In Germany, Christmas is celebrated on the 24th of December. Usually, we decorate the tree in the afternoon, then eat dinner and after dinner the presents are opened. Many people eat just a very simple dinner, like sausages with potato salad or cold roastbeef. The 25th and 26th are the days for visiting relatives (and the anual family rows). Since my grandparents are dead, we spend those days at home, taking walks, enjoying our presents and each other's company - Christmas is the only time in the year when I can visit my parents (although they come and visit me in Hamburg, too).
Here's our tree
It's a family tradition to decorate the tree with sparklers and burn them before we open our presents - less dangerous than real candles and just as pretty.
Our nativity scene, it's older than me and another family tradition. The sheeps don't match and the angel on top doesn't belong to it originally, but has managed to become a part of it when I decided as a child that the scene needed an angel. It's my job to set it up, my dad decorates the tree (this year, he cut the cable of the light string by accident...could be easily repared though). My mom is the official Buyer of Christmas Ornaments.
Our pyramid: the Holy Faily is in the middle and the shepherds on top and the Three Kings below are circling them. The whole thing is moved by the hot air from the candles. It's something you see in many German households.
The bearded guy behind it is a nutcracker, the little red-robed fellow a Raeuchermaennchen.
I saw that little angel in a shop and I knew i had to get it for my mom.We both love figurines, stuffed toys ect. with that kind of face: little dots for eyes and a big goofy grin.

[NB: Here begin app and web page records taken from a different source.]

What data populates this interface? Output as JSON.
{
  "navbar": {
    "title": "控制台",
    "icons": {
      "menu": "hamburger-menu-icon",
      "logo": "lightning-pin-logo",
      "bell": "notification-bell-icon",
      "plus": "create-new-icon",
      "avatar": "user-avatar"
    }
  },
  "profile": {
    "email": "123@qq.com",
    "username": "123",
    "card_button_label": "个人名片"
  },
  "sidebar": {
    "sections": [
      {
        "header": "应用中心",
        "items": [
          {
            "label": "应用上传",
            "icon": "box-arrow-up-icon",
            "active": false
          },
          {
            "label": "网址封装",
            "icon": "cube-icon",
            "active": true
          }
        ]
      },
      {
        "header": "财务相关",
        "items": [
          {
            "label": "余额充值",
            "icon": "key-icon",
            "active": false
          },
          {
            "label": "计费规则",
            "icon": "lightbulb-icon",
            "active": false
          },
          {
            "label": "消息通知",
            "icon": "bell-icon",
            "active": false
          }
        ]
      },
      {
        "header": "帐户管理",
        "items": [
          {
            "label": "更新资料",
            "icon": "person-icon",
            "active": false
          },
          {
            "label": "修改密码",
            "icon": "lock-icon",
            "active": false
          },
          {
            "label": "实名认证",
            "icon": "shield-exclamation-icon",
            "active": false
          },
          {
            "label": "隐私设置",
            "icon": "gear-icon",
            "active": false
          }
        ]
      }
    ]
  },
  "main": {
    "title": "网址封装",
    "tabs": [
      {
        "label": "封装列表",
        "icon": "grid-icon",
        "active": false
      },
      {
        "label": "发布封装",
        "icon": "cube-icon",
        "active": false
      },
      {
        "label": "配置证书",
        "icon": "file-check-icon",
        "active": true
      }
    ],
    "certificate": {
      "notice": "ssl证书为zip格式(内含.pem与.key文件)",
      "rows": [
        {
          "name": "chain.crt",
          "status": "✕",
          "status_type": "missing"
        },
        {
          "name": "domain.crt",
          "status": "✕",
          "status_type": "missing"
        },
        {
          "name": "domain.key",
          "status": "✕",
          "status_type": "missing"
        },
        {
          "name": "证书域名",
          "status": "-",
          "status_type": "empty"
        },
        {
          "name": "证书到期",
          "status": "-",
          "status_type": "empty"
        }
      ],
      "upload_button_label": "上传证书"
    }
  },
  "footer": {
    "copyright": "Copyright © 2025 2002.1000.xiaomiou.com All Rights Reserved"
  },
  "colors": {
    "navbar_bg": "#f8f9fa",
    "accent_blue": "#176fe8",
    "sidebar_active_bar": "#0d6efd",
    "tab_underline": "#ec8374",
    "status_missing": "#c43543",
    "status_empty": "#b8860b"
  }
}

This will be my next My World Tuesday post, I'm a bit early ;)